In his last words, De Klerk still didn't call apartheid a crime against humanity
In his final words, recorded on a video and shared by his foundation, De Klerk describes apartheid as indignifying and painful. But he still doesn't concede that apartheid was a crime against humanity.
CAPE TOWN - In 2020, the last president of the murderous apartheid regime, FW De Klerk, refused to admit that apartheid was a crime against humanity. On his death day, he didn't back track on the matter, even though he apologised for the "pain" that apartheid, or what he called in the video "separate development".

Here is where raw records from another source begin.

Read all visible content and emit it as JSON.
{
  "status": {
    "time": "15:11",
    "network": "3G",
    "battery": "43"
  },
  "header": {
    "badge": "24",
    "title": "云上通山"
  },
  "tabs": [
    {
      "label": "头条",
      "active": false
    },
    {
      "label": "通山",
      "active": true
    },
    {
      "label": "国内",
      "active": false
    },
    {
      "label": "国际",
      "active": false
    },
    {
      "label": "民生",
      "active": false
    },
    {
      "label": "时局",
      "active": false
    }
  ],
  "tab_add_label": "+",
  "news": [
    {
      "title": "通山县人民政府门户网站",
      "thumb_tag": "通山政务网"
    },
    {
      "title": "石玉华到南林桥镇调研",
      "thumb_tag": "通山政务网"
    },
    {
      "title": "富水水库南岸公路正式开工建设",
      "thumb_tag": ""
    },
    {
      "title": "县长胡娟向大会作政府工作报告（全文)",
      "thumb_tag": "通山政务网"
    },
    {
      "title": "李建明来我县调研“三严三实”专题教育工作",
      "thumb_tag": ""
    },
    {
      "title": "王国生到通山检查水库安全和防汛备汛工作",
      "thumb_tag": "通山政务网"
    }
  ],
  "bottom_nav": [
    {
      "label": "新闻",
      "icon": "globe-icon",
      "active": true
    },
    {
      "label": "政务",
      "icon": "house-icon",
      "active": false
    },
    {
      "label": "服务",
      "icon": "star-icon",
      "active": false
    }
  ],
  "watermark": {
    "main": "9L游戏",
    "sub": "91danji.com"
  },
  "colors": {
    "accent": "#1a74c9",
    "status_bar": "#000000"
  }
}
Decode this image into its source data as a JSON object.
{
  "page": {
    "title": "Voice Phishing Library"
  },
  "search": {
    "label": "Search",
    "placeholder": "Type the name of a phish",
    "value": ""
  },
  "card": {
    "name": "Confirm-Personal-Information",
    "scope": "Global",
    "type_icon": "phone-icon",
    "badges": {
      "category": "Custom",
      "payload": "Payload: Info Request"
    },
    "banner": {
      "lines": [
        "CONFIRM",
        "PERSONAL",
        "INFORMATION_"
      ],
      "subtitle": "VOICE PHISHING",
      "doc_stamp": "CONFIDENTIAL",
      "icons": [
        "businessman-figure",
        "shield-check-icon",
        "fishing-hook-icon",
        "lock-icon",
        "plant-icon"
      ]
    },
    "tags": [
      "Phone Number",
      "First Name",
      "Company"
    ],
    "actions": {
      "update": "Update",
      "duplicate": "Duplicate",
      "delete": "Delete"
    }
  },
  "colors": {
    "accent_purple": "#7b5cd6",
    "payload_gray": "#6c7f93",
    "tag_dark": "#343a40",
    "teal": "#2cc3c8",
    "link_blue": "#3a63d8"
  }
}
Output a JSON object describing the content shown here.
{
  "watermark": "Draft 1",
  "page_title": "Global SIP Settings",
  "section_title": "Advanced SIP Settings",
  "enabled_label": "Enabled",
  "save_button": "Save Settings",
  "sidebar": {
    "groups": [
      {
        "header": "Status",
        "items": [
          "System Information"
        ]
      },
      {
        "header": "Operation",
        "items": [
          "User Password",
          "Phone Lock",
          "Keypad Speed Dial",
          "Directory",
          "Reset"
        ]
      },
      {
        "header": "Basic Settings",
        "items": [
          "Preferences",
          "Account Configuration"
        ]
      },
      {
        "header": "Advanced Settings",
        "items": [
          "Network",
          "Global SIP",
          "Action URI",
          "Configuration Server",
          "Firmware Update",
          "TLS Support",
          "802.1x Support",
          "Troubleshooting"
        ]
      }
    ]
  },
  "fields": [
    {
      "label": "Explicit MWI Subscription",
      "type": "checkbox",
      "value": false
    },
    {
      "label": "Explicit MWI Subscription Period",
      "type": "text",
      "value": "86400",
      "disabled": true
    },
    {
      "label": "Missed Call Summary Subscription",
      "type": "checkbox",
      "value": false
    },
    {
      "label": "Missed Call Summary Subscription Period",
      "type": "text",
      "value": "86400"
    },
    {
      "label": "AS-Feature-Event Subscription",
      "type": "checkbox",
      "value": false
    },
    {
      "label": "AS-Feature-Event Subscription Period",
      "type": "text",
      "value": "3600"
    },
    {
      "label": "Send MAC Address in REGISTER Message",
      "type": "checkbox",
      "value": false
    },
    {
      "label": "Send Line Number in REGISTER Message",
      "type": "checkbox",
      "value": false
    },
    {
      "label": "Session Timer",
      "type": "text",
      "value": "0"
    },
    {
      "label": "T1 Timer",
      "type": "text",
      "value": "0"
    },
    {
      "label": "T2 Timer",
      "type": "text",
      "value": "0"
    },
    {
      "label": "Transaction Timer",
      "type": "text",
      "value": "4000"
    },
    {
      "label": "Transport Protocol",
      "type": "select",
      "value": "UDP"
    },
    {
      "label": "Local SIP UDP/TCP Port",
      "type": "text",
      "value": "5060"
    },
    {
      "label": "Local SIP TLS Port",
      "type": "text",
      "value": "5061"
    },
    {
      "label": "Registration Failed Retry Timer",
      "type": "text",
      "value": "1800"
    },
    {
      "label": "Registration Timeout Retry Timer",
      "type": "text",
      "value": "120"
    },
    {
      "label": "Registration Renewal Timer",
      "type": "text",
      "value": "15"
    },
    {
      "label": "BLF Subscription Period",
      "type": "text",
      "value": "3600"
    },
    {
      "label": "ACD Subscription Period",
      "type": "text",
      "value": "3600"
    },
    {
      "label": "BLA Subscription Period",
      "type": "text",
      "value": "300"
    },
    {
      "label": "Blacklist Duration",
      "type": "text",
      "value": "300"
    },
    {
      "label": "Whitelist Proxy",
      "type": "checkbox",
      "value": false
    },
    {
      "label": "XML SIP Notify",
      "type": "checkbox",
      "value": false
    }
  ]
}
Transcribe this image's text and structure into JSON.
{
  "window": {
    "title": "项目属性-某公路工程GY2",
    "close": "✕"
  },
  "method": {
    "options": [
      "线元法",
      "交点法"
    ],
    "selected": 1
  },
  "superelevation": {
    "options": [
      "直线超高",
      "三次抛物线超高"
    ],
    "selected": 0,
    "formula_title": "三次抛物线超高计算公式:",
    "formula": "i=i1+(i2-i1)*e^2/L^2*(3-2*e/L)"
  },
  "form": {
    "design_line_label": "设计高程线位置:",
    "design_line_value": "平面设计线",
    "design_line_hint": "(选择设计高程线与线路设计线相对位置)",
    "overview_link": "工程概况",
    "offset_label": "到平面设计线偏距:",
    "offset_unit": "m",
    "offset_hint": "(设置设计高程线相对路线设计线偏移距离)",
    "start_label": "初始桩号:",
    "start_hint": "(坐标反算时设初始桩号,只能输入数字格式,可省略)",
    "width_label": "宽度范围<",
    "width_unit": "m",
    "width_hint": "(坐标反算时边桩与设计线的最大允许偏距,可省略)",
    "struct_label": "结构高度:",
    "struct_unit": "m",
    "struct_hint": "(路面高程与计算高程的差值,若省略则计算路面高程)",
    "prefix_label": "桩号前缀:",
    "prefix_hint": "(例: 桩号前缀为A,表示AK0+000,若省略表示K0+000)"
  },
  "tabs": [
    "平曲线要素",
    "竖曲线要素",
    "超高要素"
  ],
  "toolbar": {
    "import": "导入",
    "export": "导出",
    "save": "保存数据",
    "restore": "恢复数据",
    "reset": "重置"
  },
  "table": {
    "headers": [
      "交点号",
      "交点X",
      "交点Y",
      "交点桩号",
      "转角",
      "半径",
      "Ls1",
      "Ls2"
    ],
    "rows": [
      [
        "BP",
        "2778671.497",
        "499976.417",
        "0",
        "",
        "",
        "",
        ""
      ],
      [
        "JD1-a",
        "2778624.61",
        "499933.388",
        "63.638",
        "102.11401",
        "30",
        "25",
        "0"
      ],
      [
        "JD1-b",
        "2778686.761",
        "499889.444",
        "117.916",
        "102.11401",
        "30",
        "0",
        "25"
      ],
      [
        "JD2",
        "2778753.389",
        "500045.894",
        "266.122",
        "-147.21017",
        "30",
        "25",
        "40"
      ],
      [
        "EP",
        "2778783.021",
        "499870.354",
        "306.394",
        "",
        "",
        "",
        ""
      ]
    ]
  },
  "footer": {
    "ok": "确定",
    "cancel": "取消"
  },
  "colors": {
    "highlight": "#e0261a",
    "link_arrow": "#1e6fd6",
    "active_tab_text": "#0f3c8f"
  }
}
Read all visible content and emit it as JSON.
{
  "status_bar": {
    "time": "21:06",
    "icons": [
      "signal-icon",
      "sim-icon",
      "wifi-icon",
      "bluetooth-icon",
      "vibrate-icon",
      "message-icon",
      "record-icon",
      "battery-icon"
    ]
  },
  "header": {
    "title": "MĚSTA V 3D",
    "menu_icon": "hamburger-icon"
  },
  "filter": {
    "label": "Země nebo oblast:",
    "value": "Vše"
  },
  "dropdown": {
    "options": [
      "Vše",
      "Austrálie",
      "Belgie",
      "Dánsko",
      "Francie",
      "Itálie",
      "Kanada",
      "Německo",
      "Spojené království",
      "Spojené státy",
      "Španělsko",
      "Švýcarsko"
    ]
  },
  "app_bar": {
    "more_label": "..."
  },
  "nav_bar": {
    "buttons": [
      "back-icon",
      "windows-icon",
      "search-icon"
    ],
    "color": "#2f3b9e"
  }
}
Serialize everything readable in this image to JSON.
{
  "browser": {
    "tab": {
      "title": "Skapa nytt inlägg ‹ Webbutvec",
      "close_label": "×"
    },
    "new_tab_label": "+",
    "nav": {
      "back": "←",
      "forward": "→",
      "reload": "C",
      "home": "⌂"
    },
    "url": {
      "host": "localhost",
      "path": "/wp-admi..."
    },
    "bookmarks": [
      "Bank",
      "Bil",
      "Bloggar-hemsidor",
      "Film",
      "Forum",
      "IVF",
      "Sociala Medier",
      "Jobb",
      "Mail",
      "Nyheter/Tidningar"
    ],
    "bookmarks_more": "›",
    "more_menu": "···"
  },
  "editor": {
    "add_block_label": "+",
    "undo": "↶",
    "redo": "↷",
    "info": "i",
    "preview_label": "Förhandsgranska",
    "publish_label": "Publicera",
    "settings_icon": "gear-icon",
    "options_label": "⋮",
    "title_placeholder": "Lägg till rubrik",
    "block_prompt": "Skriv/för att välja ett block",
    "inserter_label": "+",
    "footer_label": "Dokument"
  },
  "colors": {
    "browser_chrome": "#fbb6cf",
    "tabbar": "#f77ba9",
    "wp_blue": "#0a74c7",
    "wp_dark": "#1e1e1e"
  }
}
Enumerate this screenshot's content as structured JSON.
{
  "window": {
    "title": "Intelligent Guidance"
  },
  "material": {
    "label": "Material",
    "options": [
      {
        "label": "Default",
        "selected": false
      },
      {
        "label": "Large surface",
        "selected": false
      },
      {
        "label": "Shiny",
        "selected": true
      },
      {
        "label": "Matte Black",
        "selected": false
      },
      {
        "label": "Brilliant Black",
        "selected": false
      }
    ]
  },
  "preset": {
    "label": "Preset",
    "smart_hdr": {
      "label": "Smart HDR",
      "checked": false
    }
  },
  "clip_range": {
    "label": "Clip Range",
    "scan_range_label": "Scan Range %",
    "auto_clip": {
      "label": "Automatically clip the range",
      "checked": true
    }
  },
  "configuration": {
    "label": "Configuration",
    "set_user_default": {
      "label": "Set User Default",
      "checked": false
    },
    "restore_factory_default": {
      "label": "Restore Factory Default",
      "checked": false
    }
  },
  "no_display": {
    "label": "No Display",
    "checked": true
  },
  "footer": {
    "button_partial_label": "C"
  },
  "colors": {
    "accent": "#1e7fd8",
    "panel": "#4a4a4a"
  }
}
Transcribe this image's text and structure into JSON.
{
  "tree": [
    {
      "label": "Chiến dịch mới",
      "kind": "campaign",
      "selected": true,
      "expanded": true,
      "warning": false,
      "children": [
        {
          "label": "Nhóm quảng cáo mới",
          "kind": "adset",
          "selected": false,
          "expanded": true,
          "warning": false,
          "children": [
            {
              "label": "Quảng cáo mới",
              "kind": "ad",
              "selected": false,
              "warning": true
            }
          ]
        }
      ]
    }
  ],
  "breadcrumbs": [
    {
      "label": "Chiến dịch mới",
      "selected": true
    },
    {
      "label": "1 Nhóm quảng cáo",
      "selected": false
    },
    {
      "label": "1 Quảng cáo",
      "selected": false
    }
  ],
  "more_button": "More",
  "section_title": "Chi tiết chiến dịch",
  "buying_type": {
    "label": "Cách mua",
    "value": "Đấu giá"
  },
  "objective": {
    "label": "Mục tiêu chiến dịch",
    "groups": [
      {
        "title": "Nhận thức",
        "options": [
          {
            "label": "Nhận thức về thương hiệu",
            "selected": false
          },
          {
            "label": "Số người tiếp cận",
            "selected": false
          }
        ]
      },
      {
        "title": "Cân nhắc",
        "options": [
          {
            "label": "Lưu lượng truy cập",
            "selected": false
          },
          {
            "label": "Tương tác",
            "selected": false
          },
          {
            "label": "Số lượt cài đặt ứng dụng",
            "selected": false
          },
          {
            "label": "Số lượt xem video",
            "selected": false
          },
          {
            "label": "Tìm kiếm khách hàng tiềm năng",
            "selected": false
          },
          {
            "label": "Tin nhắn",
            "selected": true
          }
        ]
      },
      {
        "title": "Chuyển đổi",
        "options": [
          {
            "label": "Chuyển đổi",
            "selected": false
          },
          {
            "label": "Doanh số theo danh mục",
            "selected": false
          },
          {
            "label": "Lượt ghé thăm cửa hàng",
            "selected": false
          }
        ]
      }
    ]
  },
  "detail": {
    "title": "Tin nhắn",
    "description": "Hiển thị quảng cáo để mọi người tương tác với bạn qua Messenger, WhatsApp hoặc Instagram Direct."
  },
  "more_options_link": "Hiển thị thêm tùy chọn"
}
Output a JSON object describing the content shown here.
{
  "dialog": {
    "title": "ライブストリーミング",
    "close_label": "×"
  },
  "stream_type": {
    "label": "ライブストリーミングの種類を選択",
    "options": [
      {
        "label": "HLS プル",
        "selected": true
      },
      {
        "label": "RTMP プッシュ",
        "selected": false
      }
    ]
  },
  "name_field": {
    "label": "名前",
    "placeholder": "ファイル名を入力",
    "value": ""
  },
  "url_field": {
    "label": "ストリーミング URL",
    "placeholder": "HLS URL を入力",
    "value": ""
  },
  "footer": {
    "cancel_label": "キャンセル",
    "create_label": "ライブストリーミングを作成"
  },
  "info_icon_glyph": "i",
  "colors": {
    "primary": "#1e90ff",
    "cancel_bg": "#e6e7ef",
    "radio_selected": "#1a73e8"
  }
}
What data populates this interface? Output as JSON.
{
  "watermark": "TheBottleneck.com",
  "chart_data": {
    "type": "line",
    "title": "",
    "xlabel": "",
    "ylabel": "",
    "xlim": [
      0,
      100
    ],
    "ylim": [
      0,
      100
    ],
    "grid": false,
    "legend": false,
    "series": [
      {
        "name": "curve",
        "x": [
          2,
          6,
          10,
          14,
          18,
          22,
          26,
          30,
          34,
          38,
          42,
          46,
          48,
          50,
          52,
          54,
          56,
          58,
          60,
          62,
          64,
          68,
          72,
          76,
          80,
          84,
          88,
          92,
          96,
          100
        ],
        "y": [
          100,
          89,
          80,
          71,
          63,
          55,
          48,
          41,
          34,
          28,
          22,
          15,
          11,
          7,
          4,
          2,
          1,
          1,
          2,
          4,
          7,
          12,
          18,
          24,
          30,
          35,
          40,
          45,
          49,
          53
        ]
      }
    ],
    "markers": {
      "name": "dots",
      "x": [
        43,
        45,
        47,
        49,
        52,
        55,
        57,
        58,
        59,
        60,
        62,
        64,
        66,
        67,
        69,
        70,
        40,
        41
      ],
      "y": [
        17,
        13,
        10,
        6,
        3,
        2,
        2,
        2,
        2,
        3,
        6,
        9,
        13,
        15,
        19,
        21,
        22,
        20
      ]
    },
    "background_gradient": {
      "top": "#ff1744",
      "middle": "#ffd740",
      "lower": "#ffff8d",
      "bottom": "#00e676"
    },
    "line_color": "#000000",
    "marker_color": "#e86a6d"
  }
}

In February last year, he told the SABC that he was "not fully agreeing" with the presenter who asked him to confirm that apartheid was a crime against humanity. He added that while he was sorry for the crime, he felt there weren't enough deaths to qualify it as a crime against humanity. He did not give a number of how many deaths would qualify it a genocide either.
In his final words, recorded on a video and shared by his foundation on the day of his death, De Klerk described apartheid as undignified and painful. But he still didn't concede that apartheid was a crime against humanity.
WATCH: In his final words, De Klerk still didn't call apartheid a crime against humanity
He said in the video: "I am still often accused by critics that I, in some way or another, continue to justify apartheid, or separate development as we later called it.
"It is true that in my younger years, I defended 'separate development' as I never liked the word 'apartheid'. I did so when I was a Member of Parliament and I did so as I became a member of Cabinet.
"Afterwards, on many occasions, I apologised for the pain and indignity that apartheid has brought to persons of colour in South Africa. Many believed me but others didn't."
In his final statement, De Klerk didn't mention anything about the thousands of apartheid-era murders and trauma the country might never hear about, nor his his role in the killings and violence of the early 1990s. He did say, however, that he "converted" his beliefs about apartheid in the early 1980s. Son of one of the Cradock Four who were assassinated in 1985, Fort Calata, told Eyewitness News he has been searching in vain for information about his father Fort Calata's death.
"It is sad that yet another apartheid criminal died without having accounted for the crimes he helped to perpetrate against our humanity. De Klerk takes to the grave information about our fathers that we needed. He takes to the grave information about deals that were entered into between former apartheid operatives and ANC leaders who have betrayed us by entering into these agreements and those agreements have subsequently prevented the prosecution of these apartheid criminals."
De Klerk was the president in charge of apartheid South African when the country's first democratically elected President Nelson Mandela was released from prison after 27 years. De Klerk died at his Cape Town home after his struggle against cancer.